Transparent and Interpretable Machine Learning in

Safety Critical Environments

NIPS Workshop - Long Beach Convention Center

Friday, December the 8th 2017


The use of machine learning has become pervasive in our society, from specialized scientific data analysis to industry intelligence and practical applications with a direct impact in the public domain. This impact involves different social issues including privacy, ethics, liability and accountability.

In the way of example, European Union legislation, resulting in the General Data Protection Regulation (trans-national law) passed in early 2016, will go into effect in April 2018. It includes an article on "Automated individual decision making, including profiling" that, in fact, establishes a policy on the right of citizens to receive an explanation for algorithmic decisions that may affect them. This could jeopardize the use of any machine learning method that is not comprehensible and interpretable at least in applications that affect the individual.

This situation may affect safety critical environments in particular and puts model interpretability at the forefront as a key concern for the machine learning community. In such context, this workshop aims to discuss the use of machine learning in safety critical environments, with special emphasis on three main application domains:

  • Healthcare
    • Decision making (diagnosis, prognosis) in life-threatening conditions
    • Integration of medical experts knowledge in machine learning-based medical decision support systems
    • Critical care and intensive care units
  • Autonomous systems
    • Mobile robots, including autonomous vehicles, in human-crowded environments.
    • Human safety when collaborating with industrial robots.
    • Ethics in robotics and responsible robotics
  • Complainants and liability in data driven industries
    • Prevent unintended and harmful behaviour in machine learning systems
    • Machine learning and the right to an explanation in algorithmic decisions
    • Privacy and anonymity vs. interpretability in automated individual decision making

We aim to answer some of these questions: How do we make our models more comprehensible and transparent? Shall we always trust our decision making process? How do we involve field experts in the process of making machine learning pipelines more practically interpretable from the viewpoint of the application domain?


  • FINALE DOSHI-VELEZ - Assistant Professor of Computer Science, Harvard
  • BARBARA HAMMER - Professor oat CITEC centre of excellence, Bielefeld University
  • SUCHI SARIA - Assistant Professor, Johns Hopkins University
  • DARIO AMODEI - Research Scientist, OpenAI
  • ADRIAN WELLER - Computational and Biological Learning Lab University of Cambridge and Alan Turing Institute

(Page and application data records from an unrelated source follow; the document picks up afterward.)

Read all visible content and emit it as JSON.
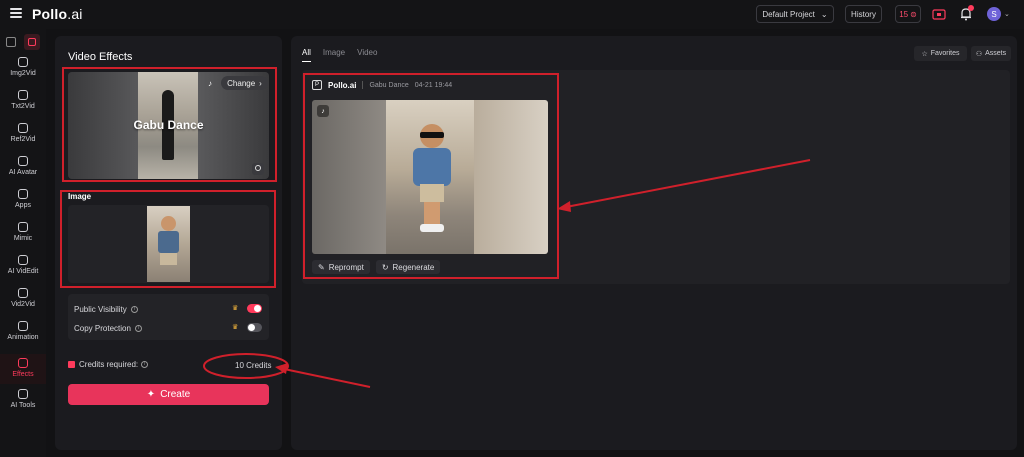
{
  "topbar": {
    "logo_main": "Pollo",
    "logo_suffix": ".ai",
    "project_select": "Default Project",
    "history_label": "History",
    "credits_count": "15",
    "avatar_initial": "S"
  },
  "sidebar": {
    "items": [
      {
        "label": "Img2Vid",
        "icon": "image-to-video-icon"
      },
      {
        "label": "Txt2Vid",
        "icon": "text-to-video-icon"
      },
      {
        "label": "Ref2Vid",
        "icon": "reference-to-video-icon"
      },
      {
        "label": "AI Avatar",
        "icon": "avatar-icon"
      },
      {
        "label": "Apps",
        "icon": "apps-icon"
      },
      {
        "label": "Mimic",
        "icon": "mimic-icon"
      },
      {
        "label": "AI VidEdit",
        "icon": "video-edit-icon"
      },
      {
        "label": "Vid2Vid",
        "icon": "video-to-video-icon"
      },
      {
        "label": "Animation",
        "icon": "animation-icon"
      },
      {
        "label": "Effects",
        "icon": "effects-icon",
        "active": true
      },
      {
        "label": "AI Tools",
        "icon": "tools-icon"
      }
    ]
  },
  "left_panel": {
    "title": "Video Effects",
    "effect_name": "Gabu Dance",
    "change_label": "Change",
    "image_label": "Image",
    "public_visibility_label": "Public Visibility",
    "public_visibility_on": true,
    "copy_protection_label": "Copy Protection",
    "copy_protection_on": false,
    "credits_required_label": "Credits required:",
    "credits_value": "10 Credits",
    "create_label": "Create"
  },
  "main": {
    "tabs": [
      {
        "label": "All",
        "active": true
      },
      {
        "label": "Image",
        "active": false
      },
      {
        "label": "Video",
        "active": false
      }
    ],
    "favorites_label": "Favorites",
    "assets_label": "Assets",
    "card": {
      "brand": "Pollo.ai",
      "effect": "Gabu Dance",
      "timestamp": "04-21 19:44",
      "reprompt_label": "Reprompt",
      "regenerate_label": "Regenerate"
    }
  },
  "colors": {
    "accent": "#e8345b",
    "annotation": "#d0202b",
    "background": "#121214",
    "panel": "#1b1b1f"
  }
}
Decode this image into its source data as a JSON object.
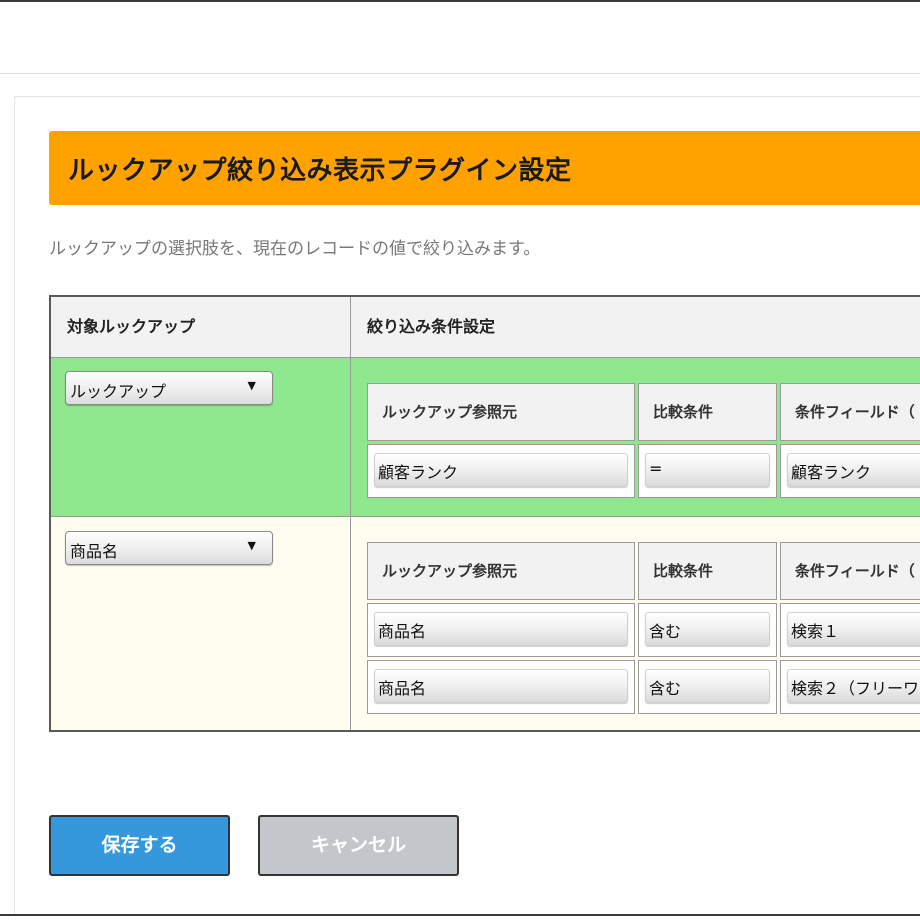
{
  "page": {
    "title": "ルックアップ絞り込み表示プラグイン設定",
    "description": "ルックアップの選択肢を、現在のレコードの値で絞り込みます。"
  },
  "main_table": {
    "headers": {
      "target_lookup": "対象ルックアップ",
      "filter_conditions": "絞り込み条件設定"
    },
    "rows": [
      {
        "lookup_select": "ルックアップ",
        "sub_headers": [
          "ルックアップ参照元",
          "比較条件",
          "条件フィールド（"
        ],
        "conditions": [
          {
            "source": "顧客ランク",
            "operator": "=",
            "field": "顧客ランク"
          }
        ]
      },
      {
        "lookup_select": "商品名",
        "sub_headers": [
          "ルックアップ参照元",
          "比較条件",
          "条件フィールド（"
        ],
        "conditions": [
          {
            "source": "商品名",
            "operator": "含む",
            "field": "検索１"
          },
          {
            "source": "商品名",
            "operator": "含む",
            "field": "検索２（フリーワ"
          }
        ]
      }
    ]
  },
  "buttons": {
    "save": "保存する",
    "cancel": "キャンセル"
  },
  "icons": {
    "dropdown": "chevron-down-icon"
  },
  "colors": {
    "title_bar": "#ffa200",
    "row_active": "#8fe88d",
    "row_alt": "#fffdf0",
    "save_button": "#3598dc",
    "cancel_button": "#c3c7cb"
  }
}
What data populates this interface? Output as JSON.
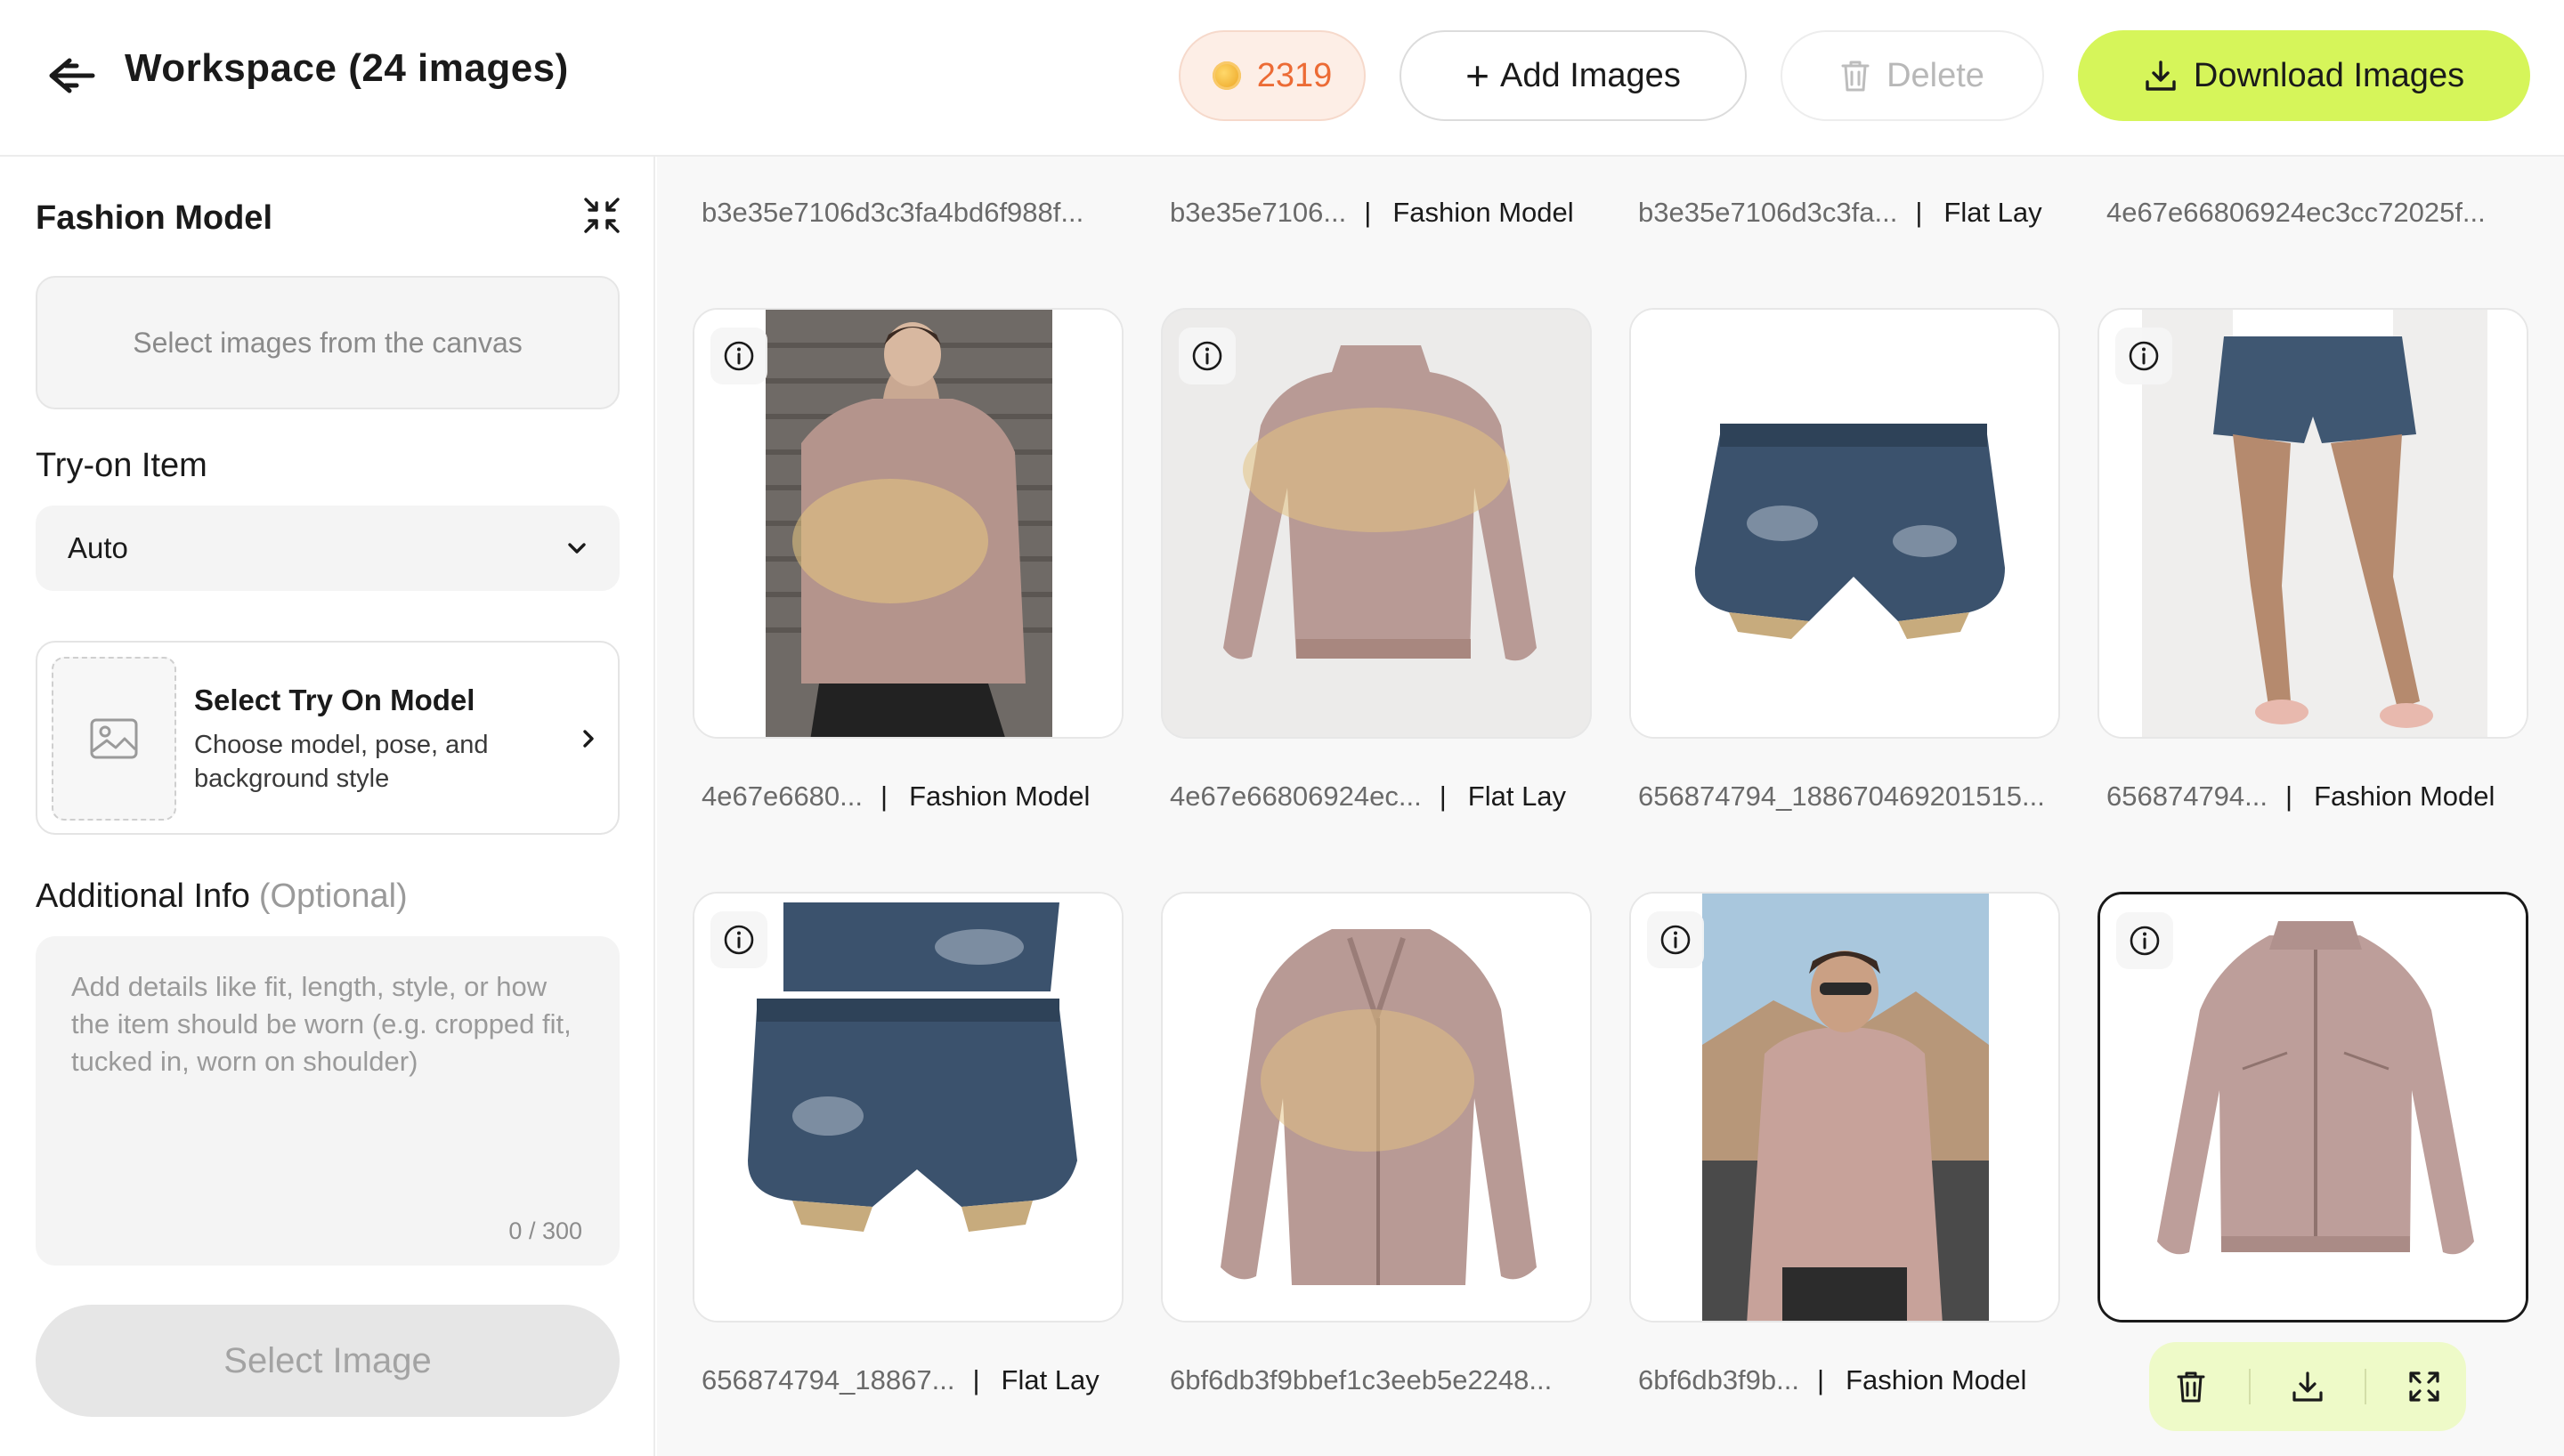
{
  "header": {
    "title": "Workspace (24 images)",
    "credits": "2319",
    "add_label": "Add Images",
    "delete_label": "Delete",
    "download_label": "Download Images"
  },
  "sidebar": {
    "panel_title": "Fashion Model",
    "select_prompt": "Select images from the canvas",
    "tryon_label": "Try-on Item",
    "tryon_value": "Auto",
    "model_card": {
      "title": "Select Try On Model",
      "description": "Choose model, pose, and background style"
    },
    "additional_label": "Additional Info",
    "additional_optional": "(Optional)",
    "additional_placeholder": "Add details like fit, length, style, or how the item should be worn (e.g. cropped fit, tucked in, worn on shoulder)",
    "counter": "0 / 300",
    "select_image_label": "Select Image"
  },
  "grid": {
    "top_captions": [
      {
        "name": "b3e35e7106d3c3fa4bd6f988f...",
        "tag": ""
      },
      {
        "name": "b3e35e7106...",
        "tag": "Fashion Model"
      },
      {
        "name": "b3e35e7106d3c3fa...",
        "tag": "Flat Lay"
      },
      {
        "name": "4e67e66806924ec3cc72025f...",
        "tag": ""
      }
    ],
    "row1": [
      {
        "name": "4e67e6680...",
        "tag": "Fashion Model",
        "subject": "man-back-pink-jacket"
      },
      {
        "name": "4e67e66806924ec...",
        "tag": "Flat Lay",
        "subject": "pink-jacket-back-flatlay"
      },
      {
        "name": "656874794_188670469201515...",
        "tag": "",
        "subject": "denim-shorts"
      },
      {
        "name": "656874794...",
        "tag": "Fashion Model",
        "subject": "model-denim-shorts"
      }
    ],
    "row2": [
      {
        "name": "656874794_18867...",
        "tag": "Flat Lay",
        "subject": "two-denim-shorts"
      },
      {
        "name": "6bf6db3f9bbef1c3eeb5e2248...",
        "tag": "",
        "subject": "pink-jacket-open"
      },
      {
        "name": "6bf6db3f9b...",
        "tag": "Fashion Model",
        "subject": "man-pink-jacket-front"
      },
      {
        "name": "",
        "tag": "",
        "subject": "pink-jacket-front-product"
      }
    ]
  },
  "colors": {
    "accent": "#d6f55a",
    "credits_text": "#ec6b35",
    "jacket": "#b89a95",
    "denim": "#3b526d"
  },
  "icons": [
    "back-arrow-icon",
    "coin-icon",
    "plus-icon",
    "trash-icon",
    "download-icon",
    "collapse-icon",
    "chevron-down-icon",
    "image-placeholder-icon",
    "chevron-right-icon",
    "info-icon",
    "expand-icon"
  ]
}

Alessandra Tosi

Mind Foundry

Alfredo Vellido

Universitat Polit├Ęcnica de Catalunya, UPC BarcelonaTech

Mauricio Alvarez

University of Sheffield